TRY IT:
Retype all of the entries precisely.

DATA FOR THE TASK:
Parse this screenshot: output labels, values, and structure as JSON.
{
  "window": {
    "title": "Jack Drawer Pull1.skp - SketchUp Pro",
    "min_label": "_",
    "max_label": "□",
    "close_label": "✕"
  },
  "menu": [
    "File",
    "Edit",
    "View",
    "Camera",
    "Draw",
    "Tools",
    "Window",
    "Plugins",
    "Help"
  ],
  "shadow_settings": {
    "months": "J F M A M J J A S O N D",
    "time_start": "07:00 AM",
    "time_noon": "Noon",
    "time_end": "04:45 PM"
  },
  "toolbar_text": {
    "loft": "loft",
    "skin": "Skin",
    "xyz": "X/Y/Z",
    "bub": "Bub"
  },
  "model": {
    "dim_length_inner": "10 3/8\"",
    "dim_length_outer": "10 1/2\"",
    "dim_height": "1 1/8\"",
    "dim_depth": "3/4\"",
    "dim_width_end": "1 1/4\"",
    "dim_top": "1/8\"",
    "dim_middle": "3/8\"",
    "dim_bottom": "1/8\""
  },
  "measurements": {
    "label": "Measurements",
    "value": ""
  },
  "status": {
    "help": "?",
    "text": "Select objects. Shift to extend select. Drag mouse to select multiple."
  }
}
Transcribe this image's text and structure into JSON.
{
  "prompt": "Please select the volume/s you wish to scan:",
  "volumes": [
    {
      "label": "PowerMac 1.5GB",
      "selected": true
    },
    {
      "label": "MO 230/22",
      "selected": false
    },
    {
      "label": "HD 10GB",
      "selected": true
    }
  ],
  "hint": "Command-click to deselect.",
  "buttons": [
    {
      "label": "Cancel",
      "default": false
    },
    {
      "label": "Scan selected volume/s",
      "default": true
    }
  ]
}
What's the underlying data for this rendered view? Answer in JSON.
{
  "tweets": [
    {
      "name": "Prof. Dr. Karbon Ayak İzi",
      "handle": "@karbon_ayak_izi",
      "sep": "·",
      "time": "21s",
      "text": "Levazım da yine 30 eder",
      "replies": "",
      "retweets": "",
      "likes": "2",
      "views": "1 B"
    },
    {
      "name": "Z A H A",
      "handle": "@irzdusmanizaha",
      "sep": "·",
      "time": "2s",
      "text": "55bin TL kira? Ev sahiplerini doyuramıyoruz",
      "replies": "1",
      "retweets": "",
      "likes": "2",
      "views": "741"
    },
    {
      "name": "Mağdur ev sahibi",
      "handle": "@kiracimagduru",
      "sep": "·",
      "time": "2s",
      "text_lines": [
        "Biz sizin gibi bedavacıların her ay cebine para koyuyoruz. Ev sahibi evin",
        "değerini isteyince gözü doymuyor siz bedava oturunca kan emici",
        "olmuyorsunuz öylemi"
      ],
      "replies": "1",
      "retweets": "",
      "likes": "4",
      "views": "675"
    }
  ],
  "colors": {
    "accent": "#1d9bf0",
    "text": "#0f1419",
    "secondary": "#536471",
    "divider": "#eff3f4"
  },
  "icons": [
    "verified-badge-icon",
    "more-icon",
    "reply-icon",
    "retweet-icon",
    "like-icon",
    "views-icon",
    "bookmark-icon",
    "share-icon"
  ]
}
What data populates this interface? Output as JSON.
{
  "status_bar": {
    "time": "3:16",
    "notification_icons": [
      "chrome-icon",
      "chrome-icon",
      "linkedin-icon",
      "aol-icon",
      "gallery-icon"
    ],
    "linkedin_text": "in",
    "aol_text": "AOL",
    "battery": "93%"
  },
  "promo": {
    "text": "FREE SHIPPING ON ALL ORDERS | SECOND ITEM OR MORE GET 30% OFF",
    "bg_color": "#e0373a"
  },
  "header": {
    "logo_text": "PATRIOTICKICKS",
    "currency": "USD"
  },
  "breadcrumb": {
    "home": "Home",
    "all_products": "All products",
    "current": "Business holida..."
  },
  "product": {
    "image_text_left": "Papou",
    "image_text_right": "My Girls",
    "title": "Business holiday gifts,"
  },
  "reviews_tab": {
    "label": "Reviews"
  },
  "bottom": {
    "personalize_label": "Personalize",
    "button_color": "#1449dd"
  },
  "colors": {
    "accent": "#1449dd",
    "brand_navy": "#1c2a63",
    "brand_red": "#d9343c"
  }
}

WRITTEN ANSWER:
Parse this screenshot: output labels, values, and structure as JSON.
{
  "window": {
    "title": "Jack Drawer Pull1.skp - SketchUp Pro",
    "min_label": "_",
    "max_label": "□",
    "close_label": "✕"
  },
  "menu": [
    "File",
    "Edit",
    "View",
    "Camera",
    "Draw",
    "Tools",
    "Window",
    "Plugins",
    "Help"
  ],
  "shadow_settings": {
    "months": "J F M A M J J A S O N D",
    "time_start": "07:00 AM",
    "time_noon": "Noon",
    "time_end": "04:45 PM"
  },
  "toolbar_text": {
    "loft": "loft",
    "skin": "Skin",
    "xyz": "X/Y/Z",
    "bub": "Bub"
  },
  "model": {
    "dim_length_inner": "10 3/8\"",
    "dim_length_outer": "10 1/2\"",
    "dim_height": "1 1/8\"",
    "dim_depth": "3/4\"",
    "dim_width_end": "1 1/4\"",
    "dim_top": "1/8\"",
    "dim_middle": "3/8\"",
    "dim_bottom": "1/8\""
  },
  "measurements": {
    "label": "Measurements",
    "value": ""
  },
  "status": {
    "help": "?",
    "text": "Select objects. Shift to extend select. Drag mouse to select multiple."
  }
}
Transcribe this image's text and structure into JSON.
{
  "prompt": "Please select the volume/s you wish to scan:",
  "volumes": [
    {
      "label": "PowerMac 1.5GB",
      "selected": true
    },
    {
      "label": "MO 230/22",
      "selected": false
    },
    {
      "label": "HD 10GB",
      "selected": true
    }
  ],
  "hint": "Command-click to deselect.",
  "buttons": [
    {
      "label": "Cancel",
      "default": false
    },
    {
      "label": "Scan selected volume/s",
      "default": true
    }
  ]
}
What's the underlying data for this rendered view? Answer in JSON.
{
  "tweets": [
    {
      "name": "Prof. Dr. Karbon Ayak İzi",
      "handle": "@karbon_ayak_izi",
      "sep": "·",
      "time": "21s",
      "text": "Levazım da yine 30 eder",
      "replies": "",
      "retweets": "",
      "likes": "2",
      "views": "1 B"
    },
    {
      "name": "Z A H A",
      "handle": "@irzdusmanizaha",
      "sep": "·",
      "time": "2s",
      "text": "55bin TL kira? Ev sahiplerini doyuramıyoruz",
      "replies": "1",
      "retweets": "",
      "likes": "2",
      "views": "741"
    },
    {
      "name": "Mağdur ev sahibi",
      "handle": "@kiracimagduru",
      "sep": "·",
      "time": "2s",
      "text_lines": [
        "Biz sizin gibi bedavacıların her ay cebine para koyuyoruz. Ev sahibi evin",
        "değerini isteyince gözü doymuyor siz bedava oturunca kan emici",
        "olmuyorsunuz öylemi"
      ],
      "replies": "1",
      "retweets": "",
      "likes": "4",
      "views": "675"
    }
  ],
  "colors": {
    "accent": "#1d9bf0",
    "text": "#0f1419",
    "secondary": "#536471",
    "divider": "#eff3f4"
  },
  "icons": [
    "verified-badge-icon",
    "more-icon",
    "reply-icon",
    "retweet-icon",
    "like-icon",
    "views-icon",
    "bookmark-icon",
    "share-icon"
  ]
}
What data populates this interface? Output as JSON.
{
  "status_bar": {
    "time": "3:16",
    "notification_icons": [
      "chrome-icon",
      "chrome-icon",
      "linkedin-icon",
      "aol-icon",
      "gallery-icon"
    ],
    "linkedin_text": "in",
    "aol_text": "AOL",
    "battery": "93%"
  },
  "promo": {
    "text": "FREE SHIPPING ON ALL ORDERS | SECOND ITEM OR MORE GET 30% OFF",
    "bg_color": "#e0373a"
  },
  "header": {
    "logo_text": "PATRIOTICKICKS",
    "currency": "USD"
  },
  "breadcrumb": {
    "home": "Home",
    "all_products": "All products",
    "current": "Business holida..."
  },
  "product": {
    "image_text_left": "Papou",
    "image_text_right": "My Girls",
    "title": "Business holiday gifts,"
  },
  "reviews_tab": {
    "label": "Reviews"
  },
  "bottom": {
    "personalize_label": "Personalize",
    "button_color": "#1449dd"
  },
  "colors": {
    "accent": "#1449dd",
    "brand_navy": "#1c2a63",
    "brand_red": "#d9343c"
  }
}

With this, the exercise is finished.